Adding all-wheel drive (AWD) doesn't carry much of a significant penalty either: the EPA rates the 2.4-liter and AWD at 20/28/23 mpg.

We're basing our rating on these models, as we predict those will be the bigger sellers of the lineup. (Read more about how we rate cars.)

GMC's optional V-6 is the choice for power and towing, provided you're willing to pay for it. The 3.6-liter makes 301 horsepower and summarily tops out at 17/24/20 mpg, or 16/23/18 mpg with AWD—spitting distance to the much larger, seven-seat Acadia.

The Terrain's mileage is on par with the thrifty Ford Escape, which manages 25 mpg combined with its 1.6-liter inline-4—provided you stick with the 4-cylinder Terrain. Both the Escape and Terrain require significant attention to achieve those numbers in the real world.

Review continues below
Continue Reading

The Car Connection Consumer Review

3 Reviews
5 star
33%
4 star
33%
3 star
2 star
33%
1 star
Rate and Review your car for The Car Connection! Tell us your own ratings for a vehicle you own. Rate your car on Performance, Safety, Features and more.
Write a Review
January 19, 2018
For 2017 GMC Terrain

Horrible; very disappointed

  • Overall Rating
  • Interior/Exterior
  • Performance
  • Comfort and Quality
  • Safety
  • Features
  • Fuel Economy / MPG
  • Reliability
I changed jobs and needed a car fairly fast. I saw this car on the lot in what appeared to be a good deal, $23,000. By the time I was out of there, my loan was $28,000. For $28,000, I could have gotten a great... + More »
people found this helpful.
Was this review helpful to you? Yes
December 24, 2016
For 2017 GMC Terrain

Love it rides good looks good feels good

  • Overall Rating
  • Interior/Exterior
  • Performance
  • Comfort and Quality
  • Safety
  • Features
  • Fuel Economy / MPG
  • Reliability
Mr Jordan is the best. Awesome experience.. Will definitely be telling every one.
people found this helpful.
Was this review helpful to you? Yes
November 19, 2016
2017 GMC Terrain FWD 4-Door SLT

Mimi Me 2017 GMC Terrain

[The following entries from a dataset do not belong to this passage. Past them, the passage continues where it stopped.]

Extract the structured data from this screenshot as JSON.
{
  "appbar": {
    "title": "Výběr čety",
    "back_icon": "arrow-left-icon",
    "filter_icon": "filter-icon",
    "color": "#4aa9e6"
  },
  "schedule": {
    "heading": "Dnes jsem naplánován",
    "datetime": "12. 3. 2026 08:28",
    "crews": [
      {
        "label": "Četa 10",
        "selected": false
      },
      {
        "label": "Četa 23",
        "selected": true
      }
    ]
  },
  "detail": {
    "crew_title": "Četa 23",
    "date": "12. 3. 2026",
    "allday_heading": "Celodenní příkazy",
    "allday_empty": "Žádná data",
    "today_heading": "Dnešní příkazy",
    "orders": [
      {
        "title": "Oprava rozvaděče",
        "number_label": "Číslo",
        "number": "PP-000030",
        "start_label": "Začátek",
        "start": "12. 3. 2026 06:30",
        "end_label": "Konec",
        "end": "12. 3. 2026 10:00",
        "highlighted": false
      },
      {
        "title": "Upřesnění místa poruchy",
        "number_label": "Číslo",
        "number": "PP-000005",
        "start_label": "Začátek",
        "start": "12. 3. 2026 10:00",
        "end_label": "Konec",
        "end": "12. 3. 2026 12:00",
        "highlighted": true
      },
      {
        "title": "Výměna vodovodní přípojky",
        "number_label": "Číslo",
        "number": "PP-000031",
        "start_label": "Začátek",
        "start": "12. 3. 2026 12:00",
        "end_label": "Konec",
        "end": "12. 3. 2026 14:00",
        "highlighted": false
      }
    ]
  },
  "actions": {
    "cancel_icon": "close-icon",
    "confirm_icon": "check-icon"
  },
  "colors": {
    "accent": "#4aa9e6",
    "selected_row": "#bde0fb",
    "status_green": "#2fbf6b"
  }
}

  • Overall Rating
  • Interior/Exterior
  • Performance
  • Comfort and Quality
  • Safety
  • Features
  • Fuel Economy / MPG
  • Reliability
More to come only have 1200 miles so far. Happy with it , just wish had more pick up
people found this helpful.
Was this review helpful to you? Yes
$24,070
MSRP based on FWD 4-Door SL
 
See Your Price
6.3
Overall
Expert Rating
Rating breakdown on a scale of 1 to 10?
Styling 6
Performance 6
Comfort & Quality 7
Safety 4
Features 8
Fuel Economy 7
Compare the 2017 GMC Terrain against the competition
Compare All Cars
Looking for a different year of the GMC Terrain?
Read reviews & get prices
Related Used Listings
Browse used listings in your area
See More Used